+++ DATA SECTION +++

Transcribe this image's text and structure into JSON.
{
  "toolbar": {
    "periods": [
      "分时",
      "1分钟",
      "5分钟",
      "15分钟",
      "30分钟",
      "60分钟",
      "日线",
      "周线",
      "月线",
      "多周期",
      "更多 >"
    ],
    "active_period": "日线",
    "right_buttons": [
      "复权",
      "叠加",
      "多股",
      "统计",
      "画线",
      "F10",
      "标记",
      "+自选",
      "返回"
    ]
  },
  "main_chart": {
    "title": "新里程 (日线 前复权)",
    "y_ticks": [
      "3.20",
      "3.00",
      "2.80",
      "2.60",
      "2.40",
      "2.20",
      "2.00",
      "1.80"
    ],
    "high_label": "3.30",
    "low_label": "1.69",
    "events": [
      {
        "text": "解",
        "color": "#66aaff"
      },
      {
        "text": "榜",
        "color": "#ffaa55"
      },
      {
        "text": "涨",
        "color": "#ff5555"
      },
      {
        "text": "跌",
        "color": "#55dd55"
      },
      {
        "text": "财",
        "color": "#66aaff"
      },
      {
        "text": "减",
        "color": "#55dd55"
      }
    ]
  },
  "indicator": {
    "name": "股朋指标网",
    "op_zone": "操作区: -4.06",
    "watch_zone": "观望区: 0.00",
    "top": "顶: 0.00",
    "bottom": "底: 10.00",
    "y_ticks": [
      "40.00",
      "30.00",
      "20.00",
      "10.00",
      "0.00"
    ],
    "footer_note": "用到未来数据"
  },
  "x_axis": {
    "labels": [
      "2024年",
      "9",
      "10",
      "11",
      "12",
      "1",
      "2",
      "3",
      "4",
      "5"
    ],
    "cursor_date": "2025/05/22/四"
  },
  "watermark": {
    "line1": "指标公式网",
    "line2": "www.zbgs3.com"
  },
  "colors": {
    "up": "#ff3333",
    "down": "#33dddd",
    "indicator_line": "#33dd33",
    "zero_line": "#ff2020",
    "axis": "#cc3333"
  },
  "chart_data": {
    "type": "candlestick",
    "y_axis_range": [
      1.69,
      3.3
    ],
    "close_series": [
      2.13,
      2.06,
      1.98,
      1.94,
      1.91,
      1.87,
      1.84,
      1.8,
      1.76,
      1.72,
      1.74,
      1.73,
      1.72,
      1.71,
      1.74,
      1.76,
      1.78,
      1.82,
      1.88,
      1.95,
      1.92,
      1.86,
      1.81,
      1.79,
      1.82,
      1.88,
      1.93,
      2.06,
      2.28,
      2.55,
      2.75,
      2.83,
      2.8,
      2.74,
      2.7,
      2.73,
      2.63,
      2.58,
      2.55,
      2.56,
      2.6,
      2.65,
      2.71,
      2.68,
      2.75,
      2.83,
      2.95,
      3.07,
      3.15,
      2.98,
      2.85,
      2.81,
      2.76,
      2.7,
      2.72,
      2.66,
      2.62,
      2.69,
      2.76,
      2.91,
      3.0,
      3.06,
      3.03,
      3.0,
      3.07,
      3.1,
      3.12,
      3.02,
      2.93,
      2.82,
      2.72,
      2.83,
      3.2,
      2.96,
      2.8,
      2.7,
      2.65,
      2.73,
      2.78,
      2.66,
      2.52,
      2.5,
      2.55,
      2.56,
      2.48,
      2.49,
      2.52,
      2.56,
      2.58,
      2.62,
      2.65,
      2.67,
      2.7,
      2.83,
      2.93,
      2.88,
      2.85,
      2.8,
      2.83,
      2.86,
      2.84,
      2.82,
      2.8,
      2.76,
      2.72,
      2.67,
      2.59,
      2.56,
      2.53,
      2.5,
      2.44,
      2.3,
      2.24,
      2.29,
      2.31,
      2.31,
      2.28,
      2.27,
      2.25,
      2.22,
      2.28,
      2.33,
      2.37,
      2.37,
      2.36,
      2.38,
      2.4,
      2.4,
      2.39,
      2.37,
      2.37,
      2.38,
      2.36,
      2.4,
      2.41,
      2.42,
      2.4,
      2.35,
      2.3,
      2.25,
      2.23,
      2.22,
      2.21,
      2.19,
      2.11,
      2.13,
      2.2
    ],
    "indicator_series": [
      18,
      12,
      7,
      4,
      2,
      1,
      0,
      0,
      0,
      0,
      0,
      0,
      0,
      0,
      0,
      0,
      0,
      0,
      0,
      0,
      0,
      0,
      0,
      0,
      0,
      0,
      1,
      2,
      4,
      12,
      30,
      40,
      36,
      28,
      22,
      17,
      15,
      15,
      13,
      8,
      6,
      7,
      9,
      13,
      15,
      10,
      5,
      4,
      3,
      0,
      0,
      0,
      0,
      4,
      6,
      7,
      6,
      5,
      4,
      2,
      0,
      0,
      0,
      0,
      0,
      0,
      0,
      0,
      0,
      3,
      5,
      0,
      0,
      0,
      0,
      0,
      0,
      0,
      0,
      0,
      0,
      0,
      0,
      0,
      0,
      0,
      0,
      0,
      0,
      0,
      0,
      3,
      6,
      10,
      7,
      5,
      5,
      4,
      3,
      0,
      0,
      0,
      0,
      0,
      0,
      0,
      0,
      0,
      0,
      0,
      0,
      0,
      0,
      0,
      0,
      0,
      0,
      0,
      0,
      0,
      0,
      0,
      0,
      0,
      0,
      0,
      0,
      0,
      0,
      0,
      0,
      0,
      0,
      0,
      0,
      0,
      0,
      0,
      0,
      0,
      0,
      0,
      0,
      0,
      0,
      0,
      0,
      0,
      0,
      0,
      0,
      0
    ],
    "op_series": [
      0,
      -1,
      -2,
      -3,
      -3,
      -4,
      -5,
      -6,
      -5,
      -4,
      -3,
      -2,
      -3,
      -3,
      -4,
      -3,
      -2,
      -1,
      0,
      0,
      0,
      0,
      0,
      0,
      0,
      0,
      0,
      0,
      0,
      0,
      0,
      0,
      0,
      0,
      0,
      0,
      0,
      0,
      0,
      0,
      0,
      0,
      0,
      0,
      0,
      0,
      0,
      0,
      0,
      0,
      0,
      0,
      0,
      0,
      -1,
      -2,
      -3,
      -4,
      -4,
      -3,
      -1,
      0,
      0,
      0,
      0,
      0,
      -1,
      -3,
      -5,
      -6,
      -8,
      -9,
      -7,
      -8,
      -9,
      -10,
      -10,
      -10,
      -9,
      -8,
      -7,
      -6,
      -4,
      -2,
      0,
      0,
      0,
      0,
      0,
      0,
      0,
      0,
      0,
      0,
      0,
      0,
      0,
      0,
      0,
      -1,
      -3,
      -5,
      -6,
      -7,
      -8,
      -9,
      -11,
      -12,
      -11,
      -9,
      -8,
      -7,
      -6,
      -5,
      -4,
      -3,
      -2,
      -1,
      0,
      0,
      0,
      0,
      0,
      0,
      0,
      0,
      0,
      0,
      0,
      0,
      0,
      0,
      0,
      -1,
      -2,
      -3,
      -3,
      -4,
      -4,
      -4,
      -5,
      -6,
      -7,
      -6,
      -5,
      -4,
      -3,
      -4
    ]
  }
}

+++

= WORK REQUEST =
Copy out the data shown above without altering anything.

= OUTPUT FOR THIS TASK =
Transcribe this image's text and structure into JSON.
{
  "toolbar": {
    "periods": [
      "分时",
      "1分钟",
      "5分钟",
      "15分钟",
      "30分钟",
      "60分钟",
      "日线",
      "周线",
      "月线",
      "多周期",
      "更多 >"
    ],
    "active_period": "日线",
    "right_buttons": [
      "复权",
      "叠加",
      "多股",
      "统计",
      "画线",
      "F10",
      "标记",
      "+自选",
      "返回"
    ]
  },
  "main_chart": {
    "title": "新里程 (日线 前复权)",
    "y_ticks": [
      "3.20",
      "3.00",
      "2.80",
      "2.60",
      "2.40",
      "2.20",
      "2.00",
      "1.80"
    ],
    "high_label": "3.30",
    "low_label": "1.69",
    "events": [
      {
        "text": "解",
        "color": "#66aaff"
      },
      {
        "text": "榜",
        "color": "#ffaa55"
      },
      {
        "text": "涨",
        "color": "#ff5555"
      },
      {
        "text": "跌",
        "color": "#55dd55"
      },
      {
        "text": "财",
        "color": "#66aaff"
      },
      {
        "text": "减",
        "color": "#55dd55"
      }
    ]
  },
  "indicator": {
    "name": "股朋指标网",
    "op_zone": "操作区: -4.06",
    "watch_zone": "观望区: 0.00",
    "top": "顶: 0.00",
    "bottom": "底: 10.00",
    "y_ticks": [
      "40.00",
      "30.00",
      "20.00",
      "10.00",
      "0.00"
    ],
    "footer_note": "用到未来数据"
  },
  "x_axis": {
    "labels": [
      "2024年",
      "9",
      "10",
      "11",
      "12",
      "1",
      "2",
      "3",
      "4",
      "5"
    ],
    "cursor_date": "2025/05/22/四"
  },
  "watermark": {
    "line1": "指标公式网",
    "line2": "www.zbgs3.com"
  },
  "colors": {
    "up": "#ff3333",
    "down": "#33dddd",
    "indicator_line": "#33dd33",
    "zero_line": "#ff2020",
    "axis": "#cc3333"
  },
  "chart_data": {
    "type": "candlestick",
    "y_axis_range": [
      1.69,
      3.3
    ],
    "close_series": [
      2.13,
      2.06,
      1.98,
      1.94,
      1.91,
      1.87,
      1.84,
      1.8,
      1.76,
      1.72,
      1.74,
      1.73,
      1.72,
      1.71,
      1.74,
      1.76,
      1.78,
      1.82,
      1.88,
      1.95,
      1.92,
      1.86,
      1.81,
      1.79,
      1.82,
      1.88,
      1.93,
      2.06,
      2.28,
      2.55,
      2.75,
      2.83,
      2.8,
      2.74,
      2.7,
      2.73,
      2.63,
      2.58,
      2.55,
      2.56,
      2.6,
      2.65,
      2.71,
      2.68,
      2.75,
      2.83,
      2.95,
      3.07,
      3.15,
      2.98,
      2.85,
      2.81,
      2.76,
      2.7,
      2.72,
      2.66,
      2.62,
      2.69,
      2.76,
      2.91,
      3.0,
      3.06,
      3.03,
      3.0,
      3.07,
      3.1,
      3.12,
      3.02,
      2.93,
      2.82,
      2.72,
      2.83,
      3.2,
      2.96,
      2.8,
      2.7,
      2.65,
      2.73,
      2.78,
      2.66,
      2.52,
      2.5,
      2.55,
      2.56,
      2.48,
      2.49,
      2.52,
      2.56,
      2.58,
      2.62,
      2.65,
      2.67,
      2.7,
      2.83,
      2.93,
      2.88,
      2.85,
      2.8,
      2.83,
      2.86,
      2.84,
      2.82,
      2.8,
      2.76,
      2.72,
      2.67,
      2.59,
      2.56,
      2.53,
      2.5,
      2.44,
      2.3,
      2.24,
      2.29,
      2.31,
      2.31,
      2.28,
      2.27,
      2.25,
      2.22,
      2.28,
      2.33,
      2.37,
      2.37,
      2.36,
      2.38,
      2.4,
      2.4,
      2.39,
      2.37,
      2.37,
      2.38,
      2.36,
      2.4,
      2.41,
      2.42,
      2.4,
      2.35,
      2.3,
      2.25,
      2.23,
      2.22,
      2.21,
      2.19,
      2.11,
      2.13,
      2.2
    ],
    "indicator_series": [
      18,
      12,
      7,
      4,
      2,
      1,
      0,
      0,
      0,
      0,
      0,
      0,
      0,
      0,
      0,
      0,
      0,
      0,
      0,
      0,
      0,
      0,
      0,
      0,
      0,
      0,
      1,
      2,
      4,
      12,
      30,
      40,
      36,
      28,
      22,
      17,
      15,
      15,
      13,
      8,
      6,
      7,
      9,
      13,
      15,
      10,
      5,
      4,
      3,
      0,
      0,
      0,
      0,
      4,
      6,
      7,
      6,
      5,
      4,
      2,
      0,
      0,
      0,
      0,
      0,
      0,
      0,
      0,
      0,
      3,
      5,
      0,
      0,
      0,
      0,
      0,
      0,
      0,
      0,
      0,
      0,
      0,
      0,
      0,
      0,
      0,
      0,
      0,
      0,
      0,
      0,
      3,
      6,
      10,
      7,
      5,
      5,
      4,
      3,
      0,
      0,
      0,
      0,
      0,
      0,
      0,
      0,
      0,
      0,
      0,
      0,
      0,
      0,
      0,
      0,
      0,
      0,
      0,
      0,
      0,
      0,
      0,
      0,
      0,
      0,
      0,
      0,
      0,
      0,
      0,
      0,
      0,
      0,
      0,
      0,
      0,
      0,
      0,
      0,
      0,
      0,
      0,
      0,
      0,
      0,
      0,
      0,
      0,
      0,
      0,
      0,
      0
    ],
    "op_series": [
      0,
      -1,
      -2,
      -3,
      -3,
      -4,
      -5,
      -6,
      -5,
      -4,
      -3,
      -2,
      -3,
      -3,
      -4,
      -3,
      -2,
      -1,
      0,
      0,
      0,
      0,
      0,
      0,
      0,
      0,
      0,
      0,
      0,
      0,
      0,
      0,
      0,
      0,
      0,
      0,
      0,
      0,
      0,
      0,
      0,
      0,
      0,
      0,
      0,
      0,
      0,
      0,
      0,
      0,
      0,
      0,
      0,
      0,
      -1,
      -2,
      -3,
      -4,
      -4,
      -3,
      -1,
      0,
      0,
      0,
      0,
      0,
      -1,
      -3,
      -5,
      -6,
      -8,
      -9,
      -7,
      -8,
      -9,
      -10,
      -10,
      -10,
      -9,
      -8,
      -7,
      -6,
      -4,
      -2,
      0,
      0,
      0,
      0,
      0,
      0,
      0,
      0,
      0,
      0,
      0,
      0,
      0,
      0,
      0,
      -1,
      -3,
      -5,
      -6,
      -7,
      -8,
      -9,
      -11,
      -12,
      -11,
      -9,
      -8,
      -7,
      -6,
      -5,
      -4,
      -3,
      -2,
      -1,
      0,
      0,
      0,
      0,
      0,
      0,
      0,
      0,
      0,
      0,
      0,
      0,
      0,
      0,
      0,
      -1,
      -2,
      -3,
      -3,
      -4,
      -4,
      -4,
      -5,
      -6,
      -7,
      -6,
      -5,
      -4,
      -3,
      -4
    ]
  }
}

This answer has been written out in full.